_Required action_
The response must restate the data exactly, with nothing left out.

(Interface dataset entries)
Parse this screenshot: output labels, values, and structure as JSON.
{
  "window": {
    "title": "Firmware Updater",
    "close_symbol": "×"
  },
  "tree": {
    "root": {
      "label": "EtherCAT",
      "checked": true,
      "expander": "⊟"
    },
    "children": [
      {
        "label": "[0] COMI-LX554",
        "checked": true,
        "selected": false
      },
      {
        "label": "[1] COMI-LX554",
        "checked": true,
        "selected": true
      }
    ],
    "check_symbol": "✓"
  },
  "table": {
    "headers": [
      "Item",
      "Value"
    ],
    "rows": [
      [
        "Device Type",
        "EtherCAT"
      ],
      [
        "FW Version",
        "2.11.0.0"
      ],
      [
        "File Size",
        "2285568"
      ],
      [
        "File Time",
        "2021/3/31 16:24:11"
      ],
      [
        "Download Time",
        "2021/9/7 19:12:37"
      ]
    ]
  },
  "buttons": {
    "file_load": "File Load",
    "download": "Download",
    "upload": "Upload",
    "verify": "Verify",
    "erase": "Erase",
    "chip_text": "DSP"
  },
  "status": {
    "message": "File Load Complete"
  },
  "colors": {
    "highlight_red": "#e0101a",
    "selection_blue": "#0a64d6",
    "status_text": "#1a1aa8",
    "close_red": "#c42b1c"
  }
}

_Completed task_
Parse this screenshot: output labels, values, and structure as JSON.
{
  "window": {
    "title": "Firmware Updater",
    "close_symbol": "×"
  },
  "tree": {
    "root": {
      "label": "EtherCAT",
      "checked": true,
      "expander": "⊟"
    },
    "children": [
      {
        "label": "[0] COMI-LX554",
        "checked": true,
        "selected": false
      },
      {
        "label": "[1] COMI-LX554",
        "checked": true,
        "selected": true
      }
    ],
    "check_symbol": "✓"
  },
  "table": {
    "headers": [
      "Item",
      "Value"
    ],
    "rows": [
      [
        "Device Type",
        "EtherCAT"
      ],
      [
        "FW Version",
        "2.11.0.0"
      ],
      [
        "File Size",
        "2285568"
      ],
      [
        "File Time",
        "2021/3/31 16:24:11"
      ],
      [
        "Download Time",
        "2021/9/7 19:12:37"
      ]
    ]
  },
  "buttons": {
    "file_load": "File Load",
    "download": "Download",
    "upload": "Upload",
    "verify": "Verify",
    "erase": "Erase",
    "chip_text": "DSP"
  },
  "status": {
    "message": "File Load Complete"
  },
  "colors": {
    "highlight_red": "#e0101a",
    "selection_blue": "#0a64d6",
    "status_text": "#1a1aa8",
    "close_red": "#c42b1c"
  }
}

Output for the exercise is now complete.